Using an Airport Extreme with 6to4 connected to Comcast's cable modem system, I have an IPv6 address of 2002:473a:314d::219:e3ff:fed4:5512. How did this address get generated?
The network prefix:
2002 - the 6to4 prefix reserved by the IETF
4731:314d - my IPv4 address (188.8.131.52) represented in hex
The host prefix:
My MAC address is 00:19:e3:d4:55:12. This is split down the middle, with ff:fe inserted between the two halves, to form the host component of my IPv6 address.
- 3rox is running a 6to4 gateway. It appears that 6to4 traffic going into PSU comes in over the I2 interface.
On-campus, wireless 6to4
6to4 tunneling does not work with when a user is connected through the VPN. It appears that the VPN concentrator is blocking the 6to4 packets.
6to4 tunneling works over 802.1X. However, since PSU is not running a 6to4 relay router, traffic must flow through 3rox, which is the closest relay router. Perhaps PSU (TNS?) should look into running a relay router for PSU hosts?
Mac OS X-provided 6to4 tunneling
Mac OS X has built-in 6to4 tunneling. However, when enabled, many apps won't use AAAA records. v6 connections will work if you specify the address.
Access control issues
Commonly, 6to4 addresses won't be nameserved (since the addresses are (self)assigned dynamically. This can break some access control lists, such as TCP wrappers or NFS shares.
For example, a server might restrict SSH access to uses on campus or in State College (on Comcast cable modems, for example). You might see this in
If that server is dual-stacked, and a 6to4-enabled client attempts to connect, the user will see this error message:
In this case, the user must force a connection over IPv4. This can be done with OpenSSH's
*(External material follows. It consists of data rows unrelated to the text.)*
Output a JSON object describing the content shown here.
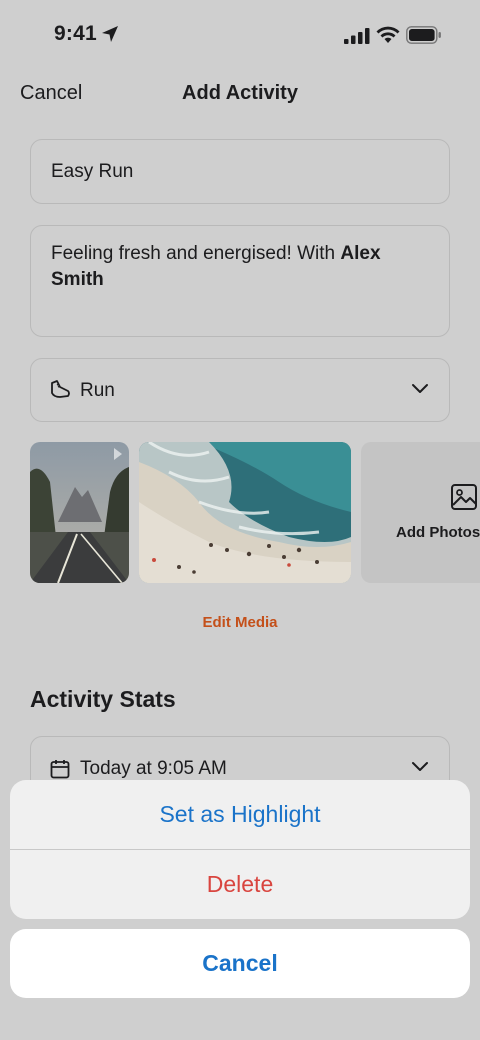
{
  "status_bar": {
    "time": "9:41"
  },
  "nav": {
    "cancel_label": "Cancel",
    "title": "Add Activity"
  },
  "form": {
    "title_value": "Easy Run",
    "description_text": "Feeling fresh and energised! With ",
    "description_mention": "Alex Smith",
    "sport_value": "Run",
    "sport_icon": "running-shoe-icon"
  },
  "media": {
    "add_photos_label": "Add Photos",
    "edit_media_label": "Edit Media"
  },
  "stats": {
    "section_title": "Activity Stats",
    "date_value": "Today at 9:05 AM"
  },
  "action_sheet": {
    "highlight_label": "Set as Highlight",
    "delete_label": "Delete",
    "cancel_label": "Cancel"
  },
  "colors": {
    "accent": "#1a73c9",
    "destructive": "#d9453f",
    "brand": "#c4501a"
  }
}
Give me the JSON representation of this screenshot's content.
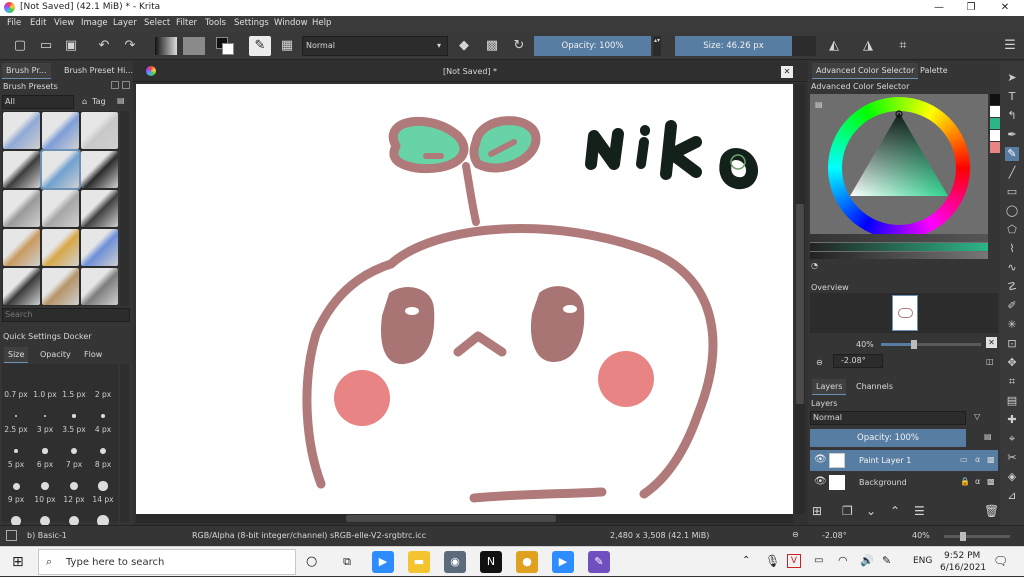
{
  "window": {
    "title": "[Not Saved]  (42.1 MiB)  * - Krita",
    "minimize_glyph": "—",
    "maximize_glyph": "❐",
    "close_glyph": "✕"
  },
  "menu": [
    "File",
    "Edit",
    "View",
    "Image",
    "Layer",
    "Select",
    "Filter",
    "Tools",
    "Settings",
    "Window",
    "Help"
  ],
  "toolbar": {
    "blend_mode": "Normal",
    "opacity_label": "Opacity: 100%",
    "size_label": "Size: 46.26 px",
    "dropdown_glyph": "▾"
  },
  "left_panel": {
    "tabs": [
      "Brush Pr...",
      "Brush Preset Hi..."
    ],
    "brush_presets_title": "Brush Presets",
    "filter_value": "All",
    "tag_label": "Tag",
    "search_placeholder": "Search",
    "quick_settings_title": "Quick Settings Docker",
    "quick_tabs": [
      "Size",
      "Opacity",
      "Flow"
    ],
    "size_rows": [
      [
        "0.7 px",
        "1.0 px",
        "1.5 px",
        "2 px"
      ],
      [
        "2.5 px",
        "3 px",
        "3.5 px",
        "4 px"
      ],
      [
        "5 px",
        "6 px",
        "7 px",
        "8 px"
      ],
      [
        "9 px",
        "10 px",
        "12 px",
        "14 px"
      ]
    ],
    "brush_colors": [
      [
        "#8fa9d6",
        "#7e9ed9",
        "#c8c8c8"
      ],
      [
        "#3d3d3d",
        "#6fa0d0",
        "#2c2c2c"
      ],
      [
        "#9a9a9a",
        "#a6a6a6",
        "#404040"
      ],
      [
        "#c89a60",
        "#d8a84a",
        "#6e8fd8"
      ],
      [
        "#3a3a3a",
        "#b59468",
        "#7d7d7d"
      ]
    ]
  },
  "canvas_view": {
    "document_tab": "[Not Saved]  *",
    "close_glyph": "✕",
    "drawing_text": "NiKo"
  },
  "colors": {
    "outline": "#b07a7a",
    "leaf": "#69d3a8",
    "cheek": "#e88484",
    "eye": "#a87474",
    "ink": "#14201a",
    "accent": "#587da2"
  },
  "right_panel": {
    "tabs": [
      "Advanced Color Selector",
      "Palette"
    ],
    "color_selector_title": "Advanced Color Selector",
    "overview_title": "Overview",
    "zoom_value": "40%",
    "rotation_value": "-2.08°",
    "layer_tabs": [
      "Layers",
      "Channels"
    ],
    "layers_title": "Layers",
    "blend_mode": "Normal",
    "opacity_label": "Opacity:  100%",
    "layers": [
      {
        "name": "Paint Layer 1",
        "selected": true
      },
      {
        "name": "Background",
        "selected": false
      }
    ],
    "swatches": [
      "#111111",
      "#ffffff",
      "#2db58a",
      "#ffffff",
      "#e88484"
    ]
  },
  "status": {
    "brush": "b) Basic-1",
    "color_space": "RGB/Alpha (8-bit integer/channel)  sRGB-elle-V2-srgbtrc.icc",
    "dimensions": "2,480 x 3,508 (42.1 MiB)",
    "rotation": "-2.08°",
    "zoom": "40%"
  },
  "taskbar": {
    "search_placeholder": "Type here to search",
    "time": "9:52 PM",
    "date": "6/16/2021",
    "language": "ENG",
    "apps": [
      {
        "name": "task-view",
        "glyph": "⧉",
        "color": "#f2f2f2"
      },
      {
        "name": "zoom-meetings",
        "glyph": "▶",
        "color": "#2d8cff"
      },
      {
        "name": "file-explorer",
        "glyph": "▬",
        "color": "#f4c430"
      },
      {
        "name": "camera",
        "glyph": "◉",
        "color": "#5b6b7b"
      },
      {
        "name": "netflix",
        "glyph": "N",
        "color": "#111111"
      },
      {
        "name": "chrome",
        "glyph": "●",
        "color": "#e0a020"
      },
      {
        "name": "zoom",
        "glyph": "▶",
        "color": "#2d8cff"
      },
      {
        "name": "krita",
        "glyph": "✎",
        "color": "#7050c0"
      }
    ]
  }
}
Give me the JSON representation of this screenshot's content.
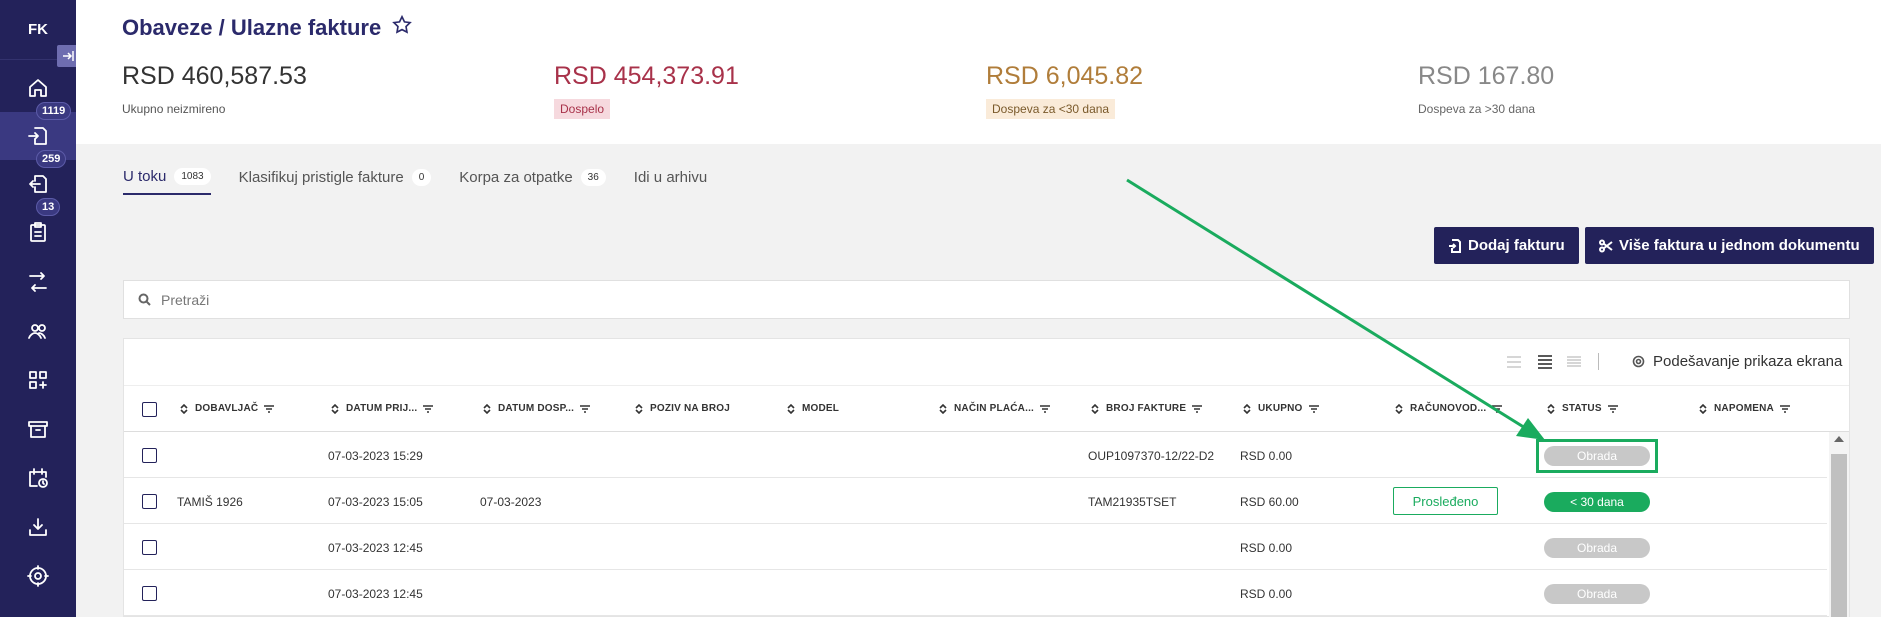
{
  "sidebar": {
    "logo": "FK",
    "badges": {
      "inbox": "1119",
      "outbox": "259",
      "tasks": "13"
    }
  },
  "header": {
    "title": "Obaveze / Ulazne fakture",
    "stats": [
      {
        "value": "RSD 460,587.53",
        "label": "Ukupno neizmireno",
        "color": "#333333"
      },
      {
        "value": "RSD 454,373.91",
        "label": "Dospelo",
        "color": "#a8324a",
        "label_bg": "#f6d9de"
      },
      {
        "value": "RSD 6,045.82",
        "label": "Dospeva za <30 dana",
        "color": "#b07d3a",
        "label_bg": "#faebd9"
      },
      {
        "value": "RSD 167.80",
        "label": "Dospeva za >30 dana",
        "color": "#888888"
      }
    ]
  },
  "tabs": [
    {
      "label": "U toku",
      "count": "1083",
      "active": true
    },
    {
      "label": "Klasifikuj pristigle fakture",
      "count": "0"
    },
    {
      "label": "Korpa za otpatke",
      "count": "36"
    },
    {
      "label": "Idi u arhivu"
    }
  ],
  "actions": {
    "add_invoice": "Dodaj fakturu",
    "multi_invoice": "Više faktura u jednom dokumentu"
  },
  "search": {
    "placeholder": "Pretraži"
  },
  "toolbar": {
    "settings_label": "Podešavanje prikaza ekrana"
  },
  "table": {
    "columns": [
      "DOBAVLJAČ",
      "DATUM PRIJ...",
      "DATUM DOSP...",
      "POZIV NA BROJ",
      "MODEL",
      "NAČIN PLAĆA...",
      "BROJ FAKTURE",
      "UKUPNO",
      "RAČUNOVOD...",
      "STATUS",
      "NAPOMENA"
    ],
    "rows": [
      {
        "supplier": "",
        "received": "07-03-2023 15:29",
        "due": "",
        "invoice_no": "OUP1097370-12/22-D2",
        "total": "RSD 0.00",
        "accounting": "",
        "status": "Obrada",
        "status_type": "gray"
      },
      {
        "supplier": "TAMIŠ 1926",
        "received": "07-03-2023 15:05",
        "due": "07-03-2023",
        "invoice_no": "TAM21935TSET",
        "total": "RSD 60.00",
        "accounting": "Prosleđeno",
        "status": "< 30 dana",
        "status_type": "green"
      },
      {
        "supplier": "",
        "received": "07-03-2023 12:45",
        "due": "",
        "invoice_no": "",
        "total": "RSD 0.00",
        "accounting": "",
        "status": "Obrada",
        "status_type": "gray"
      },
      {
        "supplier": "",
        "received": "07-03-2023 12:45",
        "due": "",
        "invoice_no": "",
        "total": "RSD 0.00",
        "accounting": "",
        "status": "Obrada",
        "status_type": "gray"
      }
    ]
  },
  "annotation": {
    "color": "#1aab5e"
  }
}
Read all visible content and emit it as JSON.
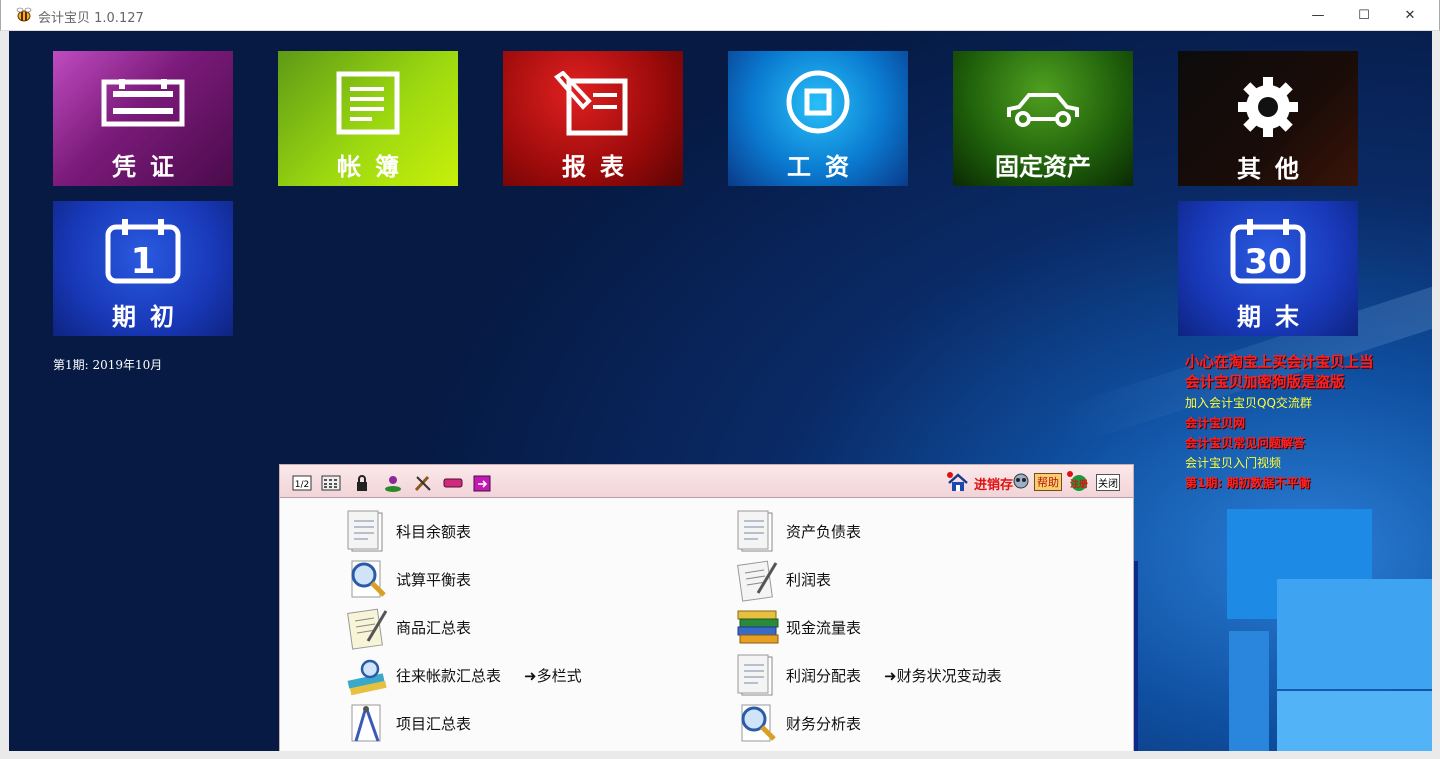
{
  "window": {
    "title": "会计宝贝 1.0.127",
    "minimize_glyph": "—",
    "maximize_glyph": "☐",
    "close_glyph": "✕"
  },
  "tiles": {
    "voucher": "凭证",
    "ledger": "帐簿",
    "report": "报表",
    "salary": "工资",
    "fixed_assets": "固定资产",
    "other": "其他",
    "opening": "期初",
    "opening_day": "1",
    "closing": "期末",
    "closing_day": "30"
  },
  "period": "第1期: 2019年10月",
  "notices": [
    "小心在淘宝上买会计宝贝上当",
    "会计宝贝加密狗版是盗版",
    "加入会计宝贝QQ交流群",
    "会计宝贝网",
    "会计宝贝常见问题解答",
    "会计宝贝入门视频",
    "第1期: 期初数据不平衡"
  ],
  "panel": {
    "toolbar": {
      "inventory": "进销存",
      "help": "帮助",
      "close": "关闭",
      "register": "注册",
      "tool_1_2": "1/2"
    },
    "left_items": [
      "科目余额表",
      "试算平衡表",
      "商品汇总表",
      "往来帐款汇总表",
      "项目汇总表"
    ],
    "right_items": [
      "资产负债表",
      "利润表",
      "现金流量表",
      "利润分配表",
      "财务分析表"
    ],
    "multi_column": "➜多栏式",
    "financial_change": "➜财务状况变动表"
  },
  "colors": {
    "notice_red": "#ff2020",
    "notice_yellow": "#ffff33",
    "desktop_blue": "#0a2a66"
  }
}
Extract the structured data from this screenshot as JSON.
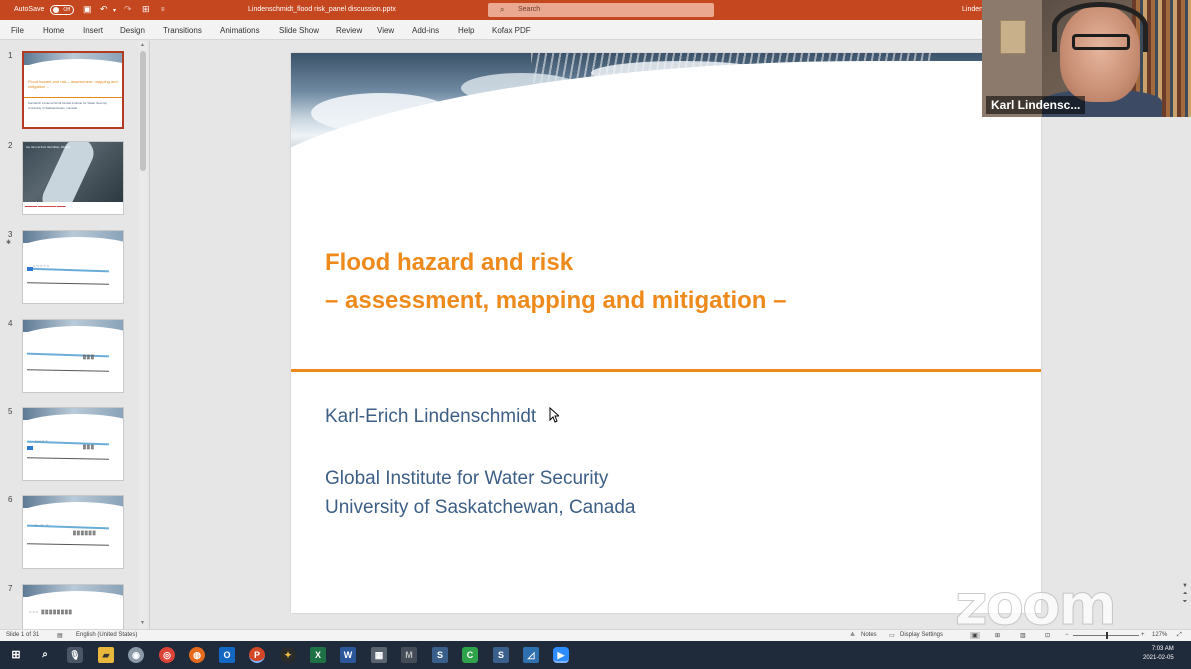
{
  "titlebar": {
    "autosave_label": "AutoSave",
    "autosave_state": "Off",
    "filename": "Lindenschmidt_flood risk_panel discussion.pptx",
    "search_placeholder": "Search",
    "user": "Linden"
  },
  "ribbon": {
    "tabs": [
      "File",
      "Home",
      "Insert",
      "Design",
      "Transitions",
      "Animations",
      "Slide Show",
      "Review",
      "View",
      "Add-ins",
      "Help",
      "Kofax PDF"
    ]
  },
  "thumbnails": {
    "numbers": [
      "1",
      "2",
      "3",
      "4",
      "5",
      "6",
      "7"
    ],
    "slide1_title": "Flood hazard and risk – assessment, mapping and mitigation –",
    "slide1_sub": "Karl-Erich Lindenschmidt Global Institute for Water Security University of Saskatchewan, Canada",
    "slide2_title": "Ice Jam at Fort Vermilion, Alberta"
  },
  "slide": {
    "title_line1": "Flood hazard and risk",
    "title_line2": "– assessment, mapping and mitigation –",
    "author": "Karl-Erich Lindenschmidt",
    "institute": "Global Institute for Water Security",
    "university": "University of Saskatchewan, Canada"
  },
  "webcam": {
    "participant_name": "Karl Lindensc..."
  },
  "watermark": "zoom",
  "statusbar": {
    "slide_count": "Slide 1 of 31",
    "language": "English (United States)",
    "notes": "Notes",
    "display_settings": "Display Settings",
    "zoom": "127%"
  },
  "taskbar": {
    "time": "7:03 AM",
    "date": "2021-02-05"
  },
  "colors": {
    "ppt_accent": "#c4471f",
    "slide_orange": "#ee8a1c",
    "slide_blue": "#3d5f86",
    "taskbar": "#1f2a3a"
  }
}
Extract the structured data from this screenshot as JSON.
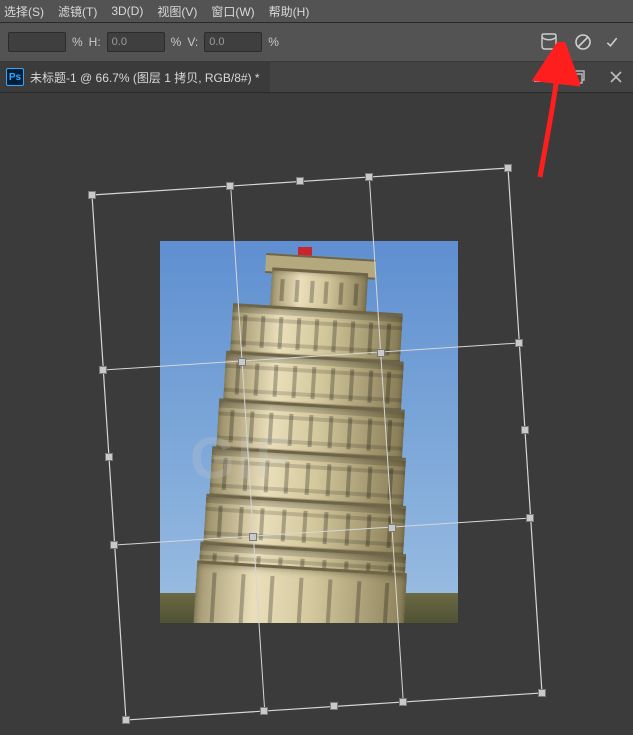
{
  "menu": {
    "select": "选择(S)",
    "filter": "滤镜(T)",
    "three_d": "3D(D)",
    "view": "视图(V)",
    "window": "窗口(W)",
    "help": "帮助(H)"
  },
  "options": {
    "percent1": "%",
    "h_label": "H:",
    "h_value": "0.0",
    "percent2": "%",
    "v_label": "V:",
    "v_value": "0.0",
    "percent3": "%"
  },
  "doc": {
    "ps_label": "Ps",
    "title": "未标题-1 @ 66.7% (图层 1 拷贝, RGB/8#) *"
  },
  "watermark_text": "GIF",
  "icons": {
    "warp": "warp-icon",
    "cancel": "cancel-icon",
    "commit": "commit-icon",
    "minimize": "minimize-icon",
    "restore": "restore-icon",
    "close": "close-icon"
  }
}
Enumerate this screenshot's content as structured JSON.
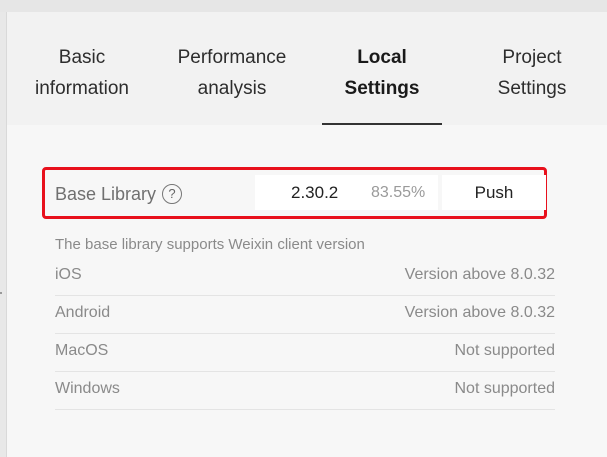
{
  "tabs": [
    {
      "line1": "Basic",
      "line2": "information"
    },
    {
      "line1": "Performance",
      "line2": "analysis"
    },
    {
      "line1": "Local",
      "line2": "Settings"
    },
    {
      "line1": "Project",
      "line2": "Settings"
    }
  ],
  "active_tab": "Local Settings",
  "base_library": {
    "label": "Base Library",
    "help_icon": "?",
    "version": "2.30.2",
    "percent": "83.55%",
    "push_label": "Push",
    "highlight_color": "#e8101c"
  },
  "support": {
    "title": "The base library supports Weixin client version",
    "rows": [
      {
        "platform": "iOS",
        "status": "Version above 8.0.32"
      },
      {
        "platform": "Android",
        "status": "Version above 8.0.32"
      },
      {
        "platform": "MacOS",
        "status": "Not supported"
      },
      {
        "platform": "Windows",
        "status": "Not supported"
      }
    ]
  }
}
-4 option, for example.
Alternatively, the sysadmin could modify the ACL to include 6to4 addresses with PSU and State College Comcast IPs.